Prominent Oklahoma Baptist pastor and Native American ministry leader Bill Barnett died on Feb. 5. Barnett was pastor of Seminole, Indian Nations and was a leader with Indian Falls Creek, among various other ministries.
// Oklahoma Baptists remember Barnett as leader, friend, faithful
Hance Dilbeck, executive director-treasurer for Oklahoma Baptists state convention said, “This is a great loss for Oklahoma Baptists, as Bro. Bill is one of the most beloved and respected leaders I know. Please be in prayer for his wife Mary Jo and the rest of his family.”
Emerson Falls, who serves as Oklahoma Baptists’ Native American ministry partner said, “Many people know Bill Barnett as a leader. As chairman of the board of Indian Falls Creek, he helped make IFC the outstanding event is has become. Some of us knew him as a friend and mentor. I personally knew that if I needed advice or encouragement, Bill would be there for me. I will miss him, as will all Oklahoma Baptists.”

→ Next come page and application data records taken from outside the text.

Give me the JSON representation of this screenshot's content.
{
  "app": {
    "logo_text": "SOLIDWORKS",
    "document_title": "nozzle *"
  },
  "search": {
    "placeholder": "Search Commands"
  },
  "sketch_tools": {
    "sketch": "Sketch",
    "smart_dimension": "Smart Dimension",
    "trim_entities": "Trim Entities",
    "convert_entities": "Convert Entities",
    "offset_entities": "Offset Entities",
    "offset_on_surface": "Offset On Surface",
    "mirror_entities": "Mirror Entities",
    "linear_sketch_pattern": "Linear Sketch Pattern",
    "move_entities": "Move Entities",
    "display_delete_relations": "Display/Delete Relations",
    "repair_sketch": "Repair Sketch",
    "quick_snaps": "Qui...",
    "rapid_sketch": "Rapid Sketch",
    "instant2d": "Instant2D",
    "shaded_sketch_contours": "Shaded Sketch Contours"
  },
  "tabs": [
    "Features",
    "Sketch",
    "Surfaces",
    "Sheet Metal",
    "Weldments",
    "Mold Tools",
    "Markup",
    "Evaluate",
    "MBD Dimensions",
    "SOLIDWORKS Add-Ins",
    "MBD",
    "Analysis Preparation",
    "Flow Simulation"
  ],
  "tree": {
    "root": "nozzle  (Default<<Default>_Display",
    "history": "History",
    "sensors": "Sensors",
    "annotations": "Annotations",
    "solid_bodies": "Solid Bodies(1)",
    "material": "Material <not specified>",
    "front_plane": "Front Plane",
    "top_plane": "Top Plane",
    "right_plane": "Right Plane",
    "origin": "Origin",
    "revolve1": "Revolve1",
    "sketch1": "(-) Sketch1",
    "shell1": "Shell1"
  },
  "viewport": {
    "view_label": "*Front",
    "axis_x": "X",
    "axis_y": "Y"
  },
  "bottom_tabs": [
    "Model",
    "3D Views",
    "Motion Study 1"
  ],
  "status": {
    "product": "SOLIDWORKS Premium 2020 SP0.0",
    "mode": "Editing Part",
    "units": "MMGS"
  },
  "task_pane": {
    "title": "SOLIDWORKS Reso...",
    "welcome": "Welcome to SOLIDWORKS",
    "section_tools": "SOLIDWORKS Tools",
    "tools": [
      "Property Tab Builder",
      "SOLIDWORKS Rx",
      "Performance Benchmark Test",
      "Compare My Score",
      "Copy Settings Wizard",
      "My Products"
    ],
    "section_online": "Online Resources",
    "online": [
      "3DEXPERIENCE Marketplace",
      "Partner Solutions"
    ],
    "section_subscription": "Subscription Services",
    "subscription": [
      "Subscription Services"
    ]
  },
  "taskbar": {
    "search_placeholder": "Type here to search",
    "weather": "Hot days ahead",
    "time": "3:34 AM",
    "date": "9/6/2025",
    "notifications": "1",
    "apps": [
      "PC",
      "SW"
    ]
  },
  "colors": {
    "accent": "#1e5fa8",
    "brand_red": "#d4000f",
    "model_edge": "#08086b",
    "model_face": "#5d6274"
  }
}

Pastor Mike Keahbone of Lawton, First, said on Facebook, “I woke up to the news that one of my heroes has gone home. My heart aches. I’m going to miss his encouragement and his burning passion for our Native people to know Jesus. For the revival he knows is coming in our people, you’ll have the best seating in the house when it comes, Bill. We will keep preaching, keep reaching, and stay faithful. Much love.”
Anthony Jordan, retired executive director-treasurer for Oklahoma Baptists, said on Twitter, “(Bill Barnett was) one of the great leaders in Oklahoma Baptists history. He was a respected and godly leader of our Native Americans, but just as loved and respected among all Oklahoma Baptists. Loved him and his family. A great loss to us all but heaven’s gain.”
// Barnett experienced wide-ranging ministry career
Bill Barnett, who is full-blooded Muscogee (Creek) Native American, was founding pastor of Seminole, Indian Nations in 1975, where he served as pastor until his death. In his wide-ranging career, Barnett also worked in higher education, including at Langston University, Oklahoma Baptist University and Bacone College.
Barnett made history for Oklahoma Baptists when, in 1992, messengers to the annual meeting, elected him to serve as first vice president of the state convention, making him the first Native American to hold an officer position in the state. He was re-elected to serve a term as first vice president the following year by Oklahoma Baptists. Years later, Barnett served on Oklahoma Baptists board of directors, including from 2014-2020.
He and his wife Mary Jo were a ministry team, having been appointed by the North American Mission Board (formerly the “Home Mission Board”) as home missionary associates, a catalytic missionary developing training programs for various ethnic groups.
Barnett’s funeral services will be held at Seminole, First on Friday, Feb. 12 at 1 p.m. The services will also be streamed online.
Look for future coverage in the Baptist Messenger.